Aprahamian is an internationally esteemed experimental nuclear physicist with more than 100 peer-reviewed publications. She has presented over 130 invited talks around the world, and has served on a number of committees and panels ranging from providing advice on a number of critical national policies on the future of Nuclear Physics, infrastructure issues associated with smaller facilities, policies for international collaboration/competition, to issues of broader concern of diversity and mentorship. She has been a program manager at the National Science Foundation (NSF) and is a member of the Board of Directors for the South Dakota Science and Technology Authority (SDSTA), an advising authority formed in preparation for the NSF’s proposed national Deep Underground Science and Engineering Laboratory (DUSEL). In addition, Aprahamian has branched out into the field of medical physics, in particular isotopes, and is co-chairing the Nuclear Science Advisory Committee (NSAC) Isotopes Subcommittee on the Isotope Development and Production for Research and Applications Program. She presently serves as the Vice Chair of the 2010 Decadal Review of Nuclear Physics Committee for the National Science Academy. She has recently been elected Fellow of the American Association for the Advancement of Science (AAAS) and is an elected Fellow of the American Physical Society (APS). She is also a foreign member of the science academies in the Republic of Armenia.

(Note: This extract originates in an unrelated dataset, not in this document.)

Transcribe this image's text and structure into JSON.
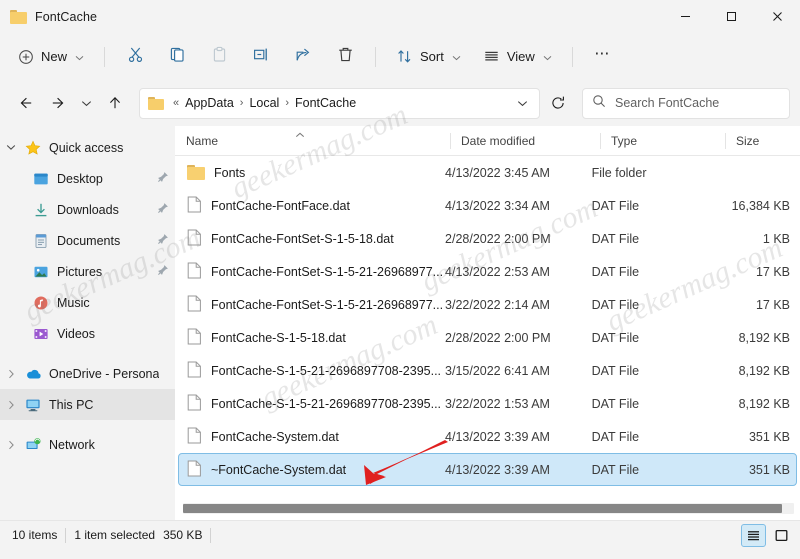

Aprahamian is a world-recognized leader in the field of nuclear physics. Her research, teaching and vision has significantly impacted our University for over two decades and is a driving influence in the field of nuclear physics. She has been a major contributor to the success of the Notre Dame nuclear physics group. The group operates the Nuclear Structure Laboratory (NSL), an important, well-funded facility that supports their own research as well as hosts scores of visitors from around the world each year. She served as Director of the NSL from 2001-2006. During this time she was the lead Principle Investigator on a major NSF grant bringing in $1.1 million each year to support research in nuclear physics. She has supervised the research of more than a dozen Ph.D. and master’s students, as well as more than thirty undergraduates majors and REU students.